    EngineVersion: 13.00.4466.4.v1
    DBInstanceClass: "db.t2.small"
    DBSubnetGroupName: !Ref RDSSubnetGroup
    MultiAZ: "False"
    OptionGroupName: !Ref RDSOptionGroup
    PubliclyAccessible: "False"
    Tags:
      - Key: "Name"
        Value: "nonprod-test-app"
    DBInstanceIdentifier: "nonprod-test-app"
    AllocatedStorage: "20"
    BackupRetentionPeriod: "35"
    MasterUserPassword: !Ref MasterUserPassword
    MasterUsername: DBUser
    StorageEncrypted: True
    StorageType: "gp2"
    VPCSecurityGroups:
          sg-0123456780abcdefg

Now, the bits to note above is the MajorEngineVersion of 13 is actually SQL Server 2016 and the OptionConfigurations points to an IAM role. It is this IAM role that RDS uses to actually perform the backup or restore operation. The IAM role needs to be similar to the following:

UserRoleAppRdsRestore:
  Type: "AWS::IAM::Role"
  Properties:
    RoleName: "client-role-appname-rdsrestore"
    AssumeRolePolicyDocument:
      Statement:
        - Action: [ "sts:AssumeRole" ]
          Effect: Allow
          Principal:
            Service: [ "rds.amazonaws.com" ]

UserPolicyAppRdsRestore:
  Type: "AWS::IAM::Policy"
  Properties:
    Roles:
        - !Ref UserRoleAppRdsRestore
    PolicyName: "APP-POLICY-RDSRESTORE"
    PolicyDocument:
        Statement:
          - Action:
            - "s3:PutObject"
            - "s3:GetObject"
            - "s3:GetObjectMetaData"
            - "s3:AbortMultipartUpload"
            - "s3:ListMultipartUploadParts"
            - "s3:ListBucket"
            - "s3:GetBucketLocation"
          Effect: Allow
          Resource:
            - "arn:aws:s3:::bucket_name"
            - "arn:aws:s3:::bucket_name/*"

Once this is deployed, log into an instance that has network access to the RDS instance and run the following commands (note: This assumes Docker is installed and running on the host):

docker run -it mcr.microsoft.com/mssql-tools

Then run the following to connect to the host:

sqlcmd -S nonprod-test-app.abcdefghijk.ap-southeast-2.rds.amazonaws.com -U dbusername

At this point you should be logged into the database, then type the following commands:

use master
go
exec msdb.dbo.rds_restore_database @restore_db_name='dbname', @S3_arn_to_restore_from='arn:aws:s3:::bucket_name/folder/db.bak'
go

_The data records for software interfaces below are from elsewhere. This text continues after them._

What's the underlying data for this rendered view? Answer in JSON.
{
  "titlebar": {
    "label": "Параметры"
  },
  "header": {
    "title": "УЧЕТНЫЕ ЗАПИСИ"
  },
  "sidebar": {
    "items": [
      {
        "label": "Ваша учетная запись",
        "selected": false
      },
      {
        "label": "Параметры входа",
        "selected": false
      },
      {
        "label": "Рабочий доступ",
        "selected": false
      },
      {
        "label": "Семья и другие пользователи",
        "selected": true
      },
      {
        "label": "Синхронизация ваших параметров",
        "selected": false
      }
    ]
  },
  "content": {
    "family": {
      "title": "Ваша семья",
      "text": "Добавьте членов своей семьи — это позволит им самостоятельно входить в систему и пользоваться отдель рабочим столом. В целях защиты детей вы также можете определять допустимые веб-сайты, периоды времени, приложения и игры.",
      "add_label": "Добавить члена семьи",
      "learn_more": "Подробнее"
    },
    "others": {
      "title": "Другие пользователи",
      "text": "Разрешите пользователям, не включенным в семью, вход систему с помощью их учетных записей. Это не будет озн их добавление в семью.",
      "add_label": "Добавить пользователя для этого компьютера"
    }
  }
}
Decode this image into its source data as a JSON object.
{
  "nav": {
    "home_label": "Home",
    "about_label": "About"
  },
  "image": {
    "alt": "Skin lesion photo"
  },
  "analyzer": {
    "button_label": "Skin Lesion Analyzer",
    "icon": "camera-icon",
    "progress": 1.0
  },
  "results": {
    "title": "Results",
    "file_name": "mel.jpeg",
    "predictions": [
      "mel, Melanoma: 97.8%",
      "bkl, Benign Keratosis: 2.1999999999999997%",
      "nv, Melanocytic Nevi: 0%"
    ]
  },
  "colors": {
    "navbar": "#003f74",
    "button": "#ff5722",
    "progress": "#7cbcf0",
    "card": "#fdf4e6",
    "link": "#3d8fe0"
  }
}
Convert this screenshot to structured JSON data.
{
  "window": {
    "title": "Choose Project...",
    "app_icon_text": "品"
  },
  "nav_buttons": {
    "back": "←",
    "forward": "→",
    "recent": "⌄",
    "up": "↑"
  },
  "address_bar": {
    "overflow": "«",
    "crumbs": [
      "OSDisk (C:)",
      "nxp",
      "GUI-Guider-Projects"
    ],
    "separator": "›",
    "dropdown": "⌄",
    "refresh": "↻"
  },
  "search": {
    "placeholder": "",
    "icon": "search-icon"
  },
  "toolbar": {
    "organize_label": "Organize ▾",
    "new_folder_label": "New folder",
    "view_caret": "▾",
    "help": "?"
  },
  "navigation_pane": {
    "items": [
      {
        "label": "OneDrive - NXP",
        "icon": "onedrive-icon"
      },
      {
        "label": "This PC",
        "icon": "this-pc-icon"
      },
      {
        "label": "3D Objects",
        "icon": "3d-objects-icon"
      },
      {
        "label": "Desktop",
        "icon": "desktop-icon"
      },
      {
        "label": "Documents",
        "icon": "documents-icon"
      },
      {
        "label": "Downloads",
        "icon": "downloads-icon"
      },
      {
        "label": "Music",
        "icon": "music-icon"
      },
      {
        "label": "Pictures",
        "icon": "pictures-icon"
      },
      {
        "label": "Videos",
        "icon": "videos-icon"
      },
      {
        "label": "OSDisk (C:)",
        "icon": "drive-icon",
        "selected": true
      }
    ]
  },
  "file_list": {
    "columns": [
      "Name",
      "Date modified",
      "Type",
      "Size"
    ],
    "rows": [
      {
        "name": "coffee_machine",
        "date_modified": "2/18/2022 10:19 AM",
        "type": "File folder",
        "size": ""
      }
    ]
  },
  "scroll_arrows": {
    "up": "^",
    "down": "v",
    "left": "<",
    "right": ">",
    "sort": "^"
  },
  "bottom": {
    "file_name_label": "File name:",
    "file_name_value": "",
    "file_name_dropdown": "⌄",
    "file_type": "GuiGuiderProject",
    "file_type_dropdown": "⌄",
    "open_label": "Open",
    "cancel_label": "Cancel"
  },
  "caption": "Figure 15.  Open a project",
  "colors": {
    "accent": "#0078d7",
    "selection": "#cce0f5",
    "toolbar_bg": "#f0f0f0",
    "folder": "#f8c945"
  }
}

To check the status of the restore run the following command inside the same window:

exec msdb.dbo.rds_task_status

And hopefully your database should be successfully restored.